The piglice are threatened by displays of manly virtue and pepper-spray unarmed men like a couple of frightened womyn; they would have us bow down and submit to the gynecocracy. Notice that they are not able to comprehend the tribal war dance. Only once the orificers are given 'cultural sensitivity' training will they be able to nod their heads and approve. Sadly, most White Men of the West have lost touch with their base instincts.
SALT LAKE CITY: Police in the small Utah town of Roosevelt who used pepper spray and batons on spectators performing the haka at a high school American football game, have been cleared of wrongdoing.
It was the first time the police had seen New Zealand's native Maori challenge performed and took action against the fans, including a dozen people from a single family, one aged 4.
An investigation by the police of Roosevelt, 230 kilometres east of Salt Lake City, cleared their own officers of misconduct in the October incident and said their actions were appropriate because they feared a riot was imminent.
But the Utah branch of the American Civil Liberties Union said the police report was "anything but objective" in a letter sent this week to Duchesne County Attorney Stephen Foote.
The ACLU was concerned that the decision to pepper spray during a cultural ritual may have violated the spectators' constitutional rights, wrote interim director Joseph Cohn.
He also noted that the police failed to consider a video of the haka or statements from 15 witnesses who said they did not feel threatened by the performance.
A haka, which usually lasts less than a minute, has been performed by New Zealand rugby teams as a pre-match challenge for more than 120 years around the world.
The haka has spread to at least a dozen American football teams at US high schools, especially those with large numbers of Polynesians.
On October 20, one Polynesian family drove 200 kilometres to Roosevelt to watch a relative play his final game for Union High School.
Union lost to finish the season winless. To cheer up the team, a group of Polynesian men and boys performed a haka.
Officer Luke Stradinger, who deployed pepper spray, apologised in the police report for causing "discomfort" to innocent bystanders, but said he wasn't familiar with the haka and was concerned because the group was blocking the only exit from the field for the teams.
"I have never seen such an event, or even heard of such a thing," Stradinger said.

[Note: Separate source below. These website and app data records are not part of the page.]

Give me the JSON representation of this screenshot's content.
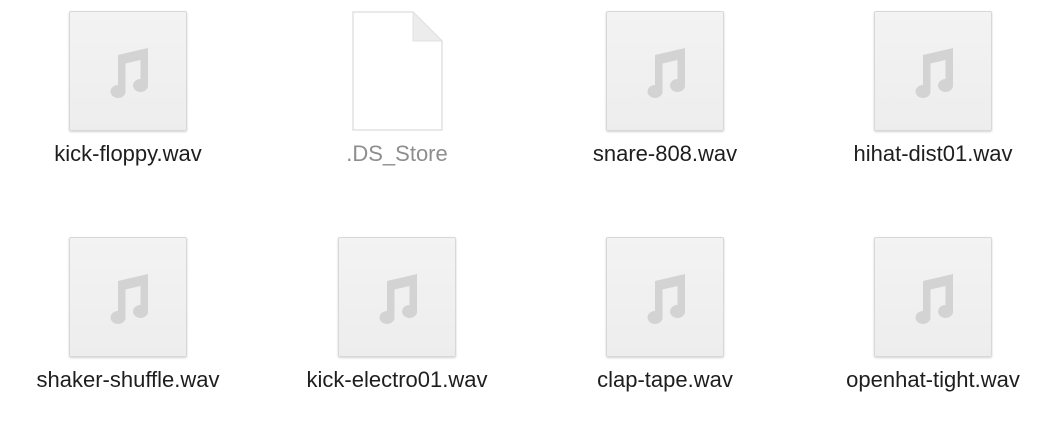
{
  "files": [
    {
      "name": "kick-floppy.wav",
      "icon": "music-note-icon",
      "kind": "audio"
    },
    {
      "name": ".DS_Store",
      "icon": "document-icon",
      "kind": "document",
      "hidden": true
    },
    {
      "name": "snare-808.wav",
      "icon": "music-note-icon",
      "kind": "audio"
    },
    {
      "name": "hihat-dist01.wav",
      "icon": "music-note-icon",
      "kind": "audio"
    },
    {
      "name": "shaker-shuffle.wav",
      "icon": "music-note-icon",
      "kind": "audio"
    },
    {
      "name": "kick-electro01.wav",
      "icon": "music-note-icon",
      "kind": "audio"
    },
    {
      "name": "clap-tape.wav",
      "icon": "music-note-icon",
      "kind": "audio"
    },
    {
      "name": "openhat-tight.wav",
      "icon": "music-note-icon",
      "kind": "audio"
    }
  ],
  "colors": {
    "label": "#1e1e1e",
    "hidden_label": "#8e8e8e",
    "thumb_bg": "#f0f0f0",
    "note_glyph": "#d3d3d3"
  }
}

Officer Wade Butterfield, who used a baton to disperse the group, said he became worried during the game because some of the people were yelling obscenities at the referees and acting in an unsportsmanlike manner.
"I have seen a riot firsthand and know how dangerous they can be in an instant," Butterfield said. "No more force was used than was necessary to defuse the situation."
Roosevelt police said officers will be given additional training in cultural diversity and customs.